Source records>
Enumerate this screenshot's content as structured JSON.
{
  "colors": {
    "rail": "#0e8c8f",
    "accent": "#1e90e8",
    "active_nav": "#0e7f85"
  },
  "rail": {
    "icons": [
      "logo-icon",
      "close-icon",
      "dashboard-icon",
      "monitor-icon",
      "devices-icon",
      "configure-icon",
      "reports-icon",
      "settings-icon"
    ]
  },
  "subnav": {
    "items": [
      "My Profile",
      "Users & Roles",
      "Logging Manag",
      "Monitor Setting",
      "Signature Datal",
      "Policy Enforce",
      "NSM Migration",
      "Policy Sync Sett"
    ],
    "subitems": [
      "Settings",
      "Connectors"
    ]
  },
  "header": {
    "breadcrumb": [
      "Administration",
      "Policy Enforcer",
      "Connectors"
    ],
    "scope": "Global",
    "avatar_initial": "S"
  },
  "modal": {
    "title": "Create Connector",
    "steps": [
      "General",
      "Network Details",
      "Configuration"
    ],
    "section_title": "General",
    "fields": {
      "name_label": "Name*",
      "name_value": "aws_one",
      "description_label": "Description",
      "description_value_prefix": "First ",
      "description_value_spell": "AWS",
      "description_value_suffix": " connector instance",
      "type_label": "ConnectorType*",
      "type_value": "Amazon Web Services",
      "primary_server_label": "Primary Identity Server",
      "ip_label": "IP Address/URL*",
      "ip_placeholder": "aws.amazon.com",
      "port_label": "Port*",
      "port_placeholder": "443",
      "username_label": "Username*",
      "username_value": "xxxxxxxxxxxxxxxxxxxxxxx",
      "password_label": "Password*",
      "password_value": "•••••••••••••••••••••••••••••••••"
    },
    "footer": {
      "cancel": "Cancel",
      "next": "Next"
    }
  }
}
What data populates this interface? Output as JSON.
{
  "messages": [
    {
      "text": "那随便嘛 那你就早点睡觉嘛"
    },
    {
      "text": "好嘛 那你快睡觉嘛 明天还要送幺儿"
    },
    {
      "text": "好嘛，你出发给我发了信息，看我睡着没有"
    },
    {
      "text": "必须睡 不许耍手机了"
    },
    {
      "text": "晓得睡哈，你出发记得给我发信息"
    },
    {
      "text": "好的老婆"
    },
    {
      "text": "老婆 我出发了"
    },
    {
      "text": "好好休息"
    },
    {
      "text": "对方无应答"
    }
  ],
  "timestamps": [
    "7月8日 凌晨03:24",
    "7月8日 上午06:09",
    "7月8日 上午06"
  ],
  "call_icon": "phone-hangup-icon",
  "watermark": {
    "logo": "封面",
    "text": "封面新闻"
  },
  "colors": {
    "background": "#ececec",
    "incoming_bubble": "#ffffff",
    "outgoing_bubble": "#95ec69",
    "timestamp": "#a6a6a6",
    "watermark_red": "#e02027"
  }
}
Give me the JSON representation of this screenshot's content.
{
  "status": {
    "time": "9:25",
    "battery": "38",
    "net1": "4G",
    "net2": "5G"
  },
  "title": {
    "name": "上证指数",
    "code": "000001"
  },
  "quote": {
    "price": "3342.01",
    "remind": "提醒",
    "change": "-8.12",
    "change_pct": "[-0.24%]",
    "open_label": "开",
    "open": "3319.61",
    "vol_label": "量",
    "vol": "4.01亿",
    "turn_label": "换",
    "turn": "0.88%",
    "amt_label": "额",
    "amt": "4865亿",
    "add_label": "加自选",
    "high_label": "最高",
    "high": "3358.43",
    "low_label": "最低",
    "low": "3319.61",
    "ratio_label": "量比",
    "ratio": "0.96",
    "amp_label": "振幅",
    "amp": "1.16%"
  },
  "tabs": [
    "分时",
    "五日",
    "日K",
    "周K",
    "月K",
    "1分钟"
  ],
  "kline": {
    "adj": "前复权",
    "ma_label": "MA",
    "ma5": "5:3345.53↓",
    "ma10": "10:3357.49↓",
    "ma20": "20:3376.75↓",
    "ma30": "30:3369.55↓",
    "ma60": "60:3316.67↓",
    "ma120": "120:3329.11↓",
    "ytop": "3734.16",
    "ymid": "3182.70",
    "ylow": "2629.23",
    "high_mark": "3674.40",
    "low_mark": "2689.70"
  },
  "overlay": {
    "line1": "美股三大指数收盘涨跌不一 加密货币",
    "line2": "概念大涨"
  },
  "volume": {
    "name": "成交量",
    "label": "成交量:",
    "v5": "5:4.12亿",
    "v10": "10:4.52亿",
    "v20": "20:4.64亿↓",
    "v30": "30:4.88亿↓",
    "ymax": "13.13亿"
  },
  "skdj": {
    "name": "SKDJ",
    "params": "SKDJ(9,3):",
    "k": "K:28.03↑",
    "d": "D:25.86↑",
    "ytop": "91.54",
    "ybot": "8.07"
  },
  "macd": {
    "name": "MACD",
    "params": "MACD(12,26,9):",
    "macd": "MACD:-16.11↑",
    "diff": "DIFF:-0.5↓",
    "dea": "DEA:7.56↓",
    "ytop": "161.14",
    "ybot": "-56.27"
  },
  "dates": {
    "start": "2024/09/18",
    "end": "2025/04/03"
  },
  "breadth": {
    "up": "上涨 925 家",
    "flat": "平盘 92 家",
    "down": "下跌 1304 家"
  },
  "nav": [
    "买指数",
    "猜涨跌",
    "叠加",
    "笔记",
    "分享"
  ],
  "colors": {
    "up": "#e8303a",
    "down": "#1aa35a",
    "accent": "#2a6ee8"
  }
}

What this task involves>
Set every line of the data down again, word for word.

Task answer>
Enumerate this screenshot's content as structured JSON.
{
  "colors": {
    "rail": "#0e8c8f",
    "accent": "#1e90e8",
    "active_nav": "#0e7f85"
  },
  "rail": {
    "icons": [
      "logo-icon",
      "close-icon",
      "dashboard-icon",
      "monitor-icon",
      "devices-icon",
      "configure-icon",
      "reports-icon",
      "settings-icon"
    ]
  },
  "subnav": {
    "items": [
      "My Profile",
      "Users & Roles",
      "Logging Manag",
      "Monitor Setting",
      "Signature Datal",
      "Policy Enforce",
      "NSM Migration",
      "Policy Sync Sett"
    ],
    "subitems": [
      "Settings",
      "Connectors"
    ]
  },
  "header": {
    "breadcrumb": [
      "Administration",
      "Policy Enforcer",
      "Connectors"
    ],
    "scope": "Global",
    "avatar_initial": "S"
  },
  "modal": {
    "title": "Create Connector",
    "steps": [
      "General",
      "Network Details",
      "Configuration"
    ],
    "section_title": "General",
    "fields": {
      "name_label": "Name*",
      "name_value": "aws_one",
      "description_label": "Description",
      "description_value_prefix": "First ",
      "description_value_spell": "AWS",
      "description_value_suffix": " connector instance",
      "type_label": "ConnectorType*",
      "type_value": "Amazon Web Services",
      "primary_server_label": "Primary Identity Server",
      "ip_label": "IP Address/URL*",
      "ip_placeholder": "aws.amazon.com",
      "port_label": "Port*",
      "port_placeholder": "443",
      "username_label": "Username*",
      "username_value": "xxxxxxxxxxxxxxxxxxxxxxx",
      "password_label": "Password*",
      "password_value": "•••••••••••••••••••••••••••••••••"
    },
    "footer": {
      "cancel": "Cancel",
      "next": "Next"
    }
  }
}
What data populates this interface? Output as JSON.
{
  "messages": [
    {
      "text": "那随便嘛 那你就早点睡觉嘛"
    },
    {
      "text": "好嘛 那你快睡觉嘛 明天还要送幺儿"
    },
    {
      "text": "好嘛，你出发给我发了信息，看我睡着没有"
    },
    {
      "text": "必须睡 不许耍手机了"
    },
    {
      "text": "晓得睡哈，你出发记得给我发信息"
    },
    {
      "text": "好的老婆"
    },
    {
      "text": "老婆 我出发了"
    },
    {
      "text": "好好休息"
    },
    {
      "text": "对方无应答"
    }
  ],
  "timestamps": [
    "7月8日 凌晨03:24",
    "7月8日 上午06:09",
    "7月8日 上午06"
  ],
  "call_icon": "phone-hangup-icon",
  "watermark": {
    "logo": "封面",
    "text": "封面新闻"
  },
  "colors": {
    "background": "#ececec",
    "incoming_bubble": "#ffffff",
    "outgoing_bubble": "#95ec69",
    "timestamp": "#a6a6a6",
    "watermark_red": "#e02027"
  }
}
Give me the JSON representation of this screenshot's content.
{
  "status": {
    "time": "9:25",
    "battery": "38",
    "net1": "4G",
    "net2": "5G"
  },
  "title": {
    "name": "上证指数",
    "code": "000001"
  },
  "quote": {
    "price": "3342.01",
    "remind": "提醒",
    "change": "-8.12",
    "change_pct": "[-0.24%]",
    "open_label": "开",
    "open": "3319.61",
    "vol_label": "量",
    "vol": "4.01亿",
    "turn_label": "换",
    "turn": "0.88%",
    "amt_label": "额",
    "amt": "4865亿",
    "add_label": "加自选",
    "high_label": "最高",
    "high": "3358.43",
    "low_label": "最低",
    "low": "3319.61",
    "ratio_label": "量比",
    "ratio": "0.96",
    "amp_label": "振幅",
    "amp": "1.16%"
  },
  "tabs": [
    "分时",
    "五日",
    "日K",
    "周K",
    "月K",
    "1分钟"
  ],
  "kline": {
    "adj": "前复权",
    "ma_label": "MA",
    "ma5": "5:3345.53↓",
    "ma10": "10:3357.49↓",
    "ma20": "20:3376.75↓",
    "ma30": "30:3369.55↓",
    "ma60": "60:3316.67↓",
    "ma120": "120:3329.11↓",
    "ytop": "3734.16",
    "ymid": "3182.70",
    "ylow": "2629.23",
    "high_mark": "3674.40",
    "low_mark": "2689.70"
  },
  "overlay": {
    "line1": "美股三大指数收盘涨跌不一 加密货币",
    "line2": "概念大涨"
  },
  "volume": {
    "name": "成交量",
    "label": "成交量:",
    "v5": "5:4.12亿",
    "v10": "10:4.52亿",
    "v20": "20:4.64亿↓",
    "v30": "30:4.88亿↓",
    "ymax": "13.13亿"
  },
  "skdj": {
    "name": "SKDJ",
    "params": "SKDJ(9,3):",
    "k": "K:28.03↑",
    "d": "D:25.86↑",
    "ytop": "91.54",
    "ybot": "8.07"
  },
  "macd": {
    "name": "MACD",
    "params": "MACD(12,26,9):",
    "macd": "MACD:-16.11↑",
    "diff": "DIFF:-0.5↓",
    "dea": "DEA:7.56↓",
    "ytop": "161.14",
    "ybot": "-56.27"
  },
  "dates": {
    "start": "2024/09/18",
    "end": "2025/04/03"
  },
  "breadth": {
    "up": "上涨 925 家",
    "flat": "平盘 92 家",
    "down": "下跌 1304 家"
  },
  "nav": [
    "买指数",
    "猜涨跌",
    "叠加",
    "笔记",
    "分享"
  ],
  "colors": {
    "up": "#e8303a",
    "down": "#1aa35a",
    "accent": "#2a6ee8"
  }
}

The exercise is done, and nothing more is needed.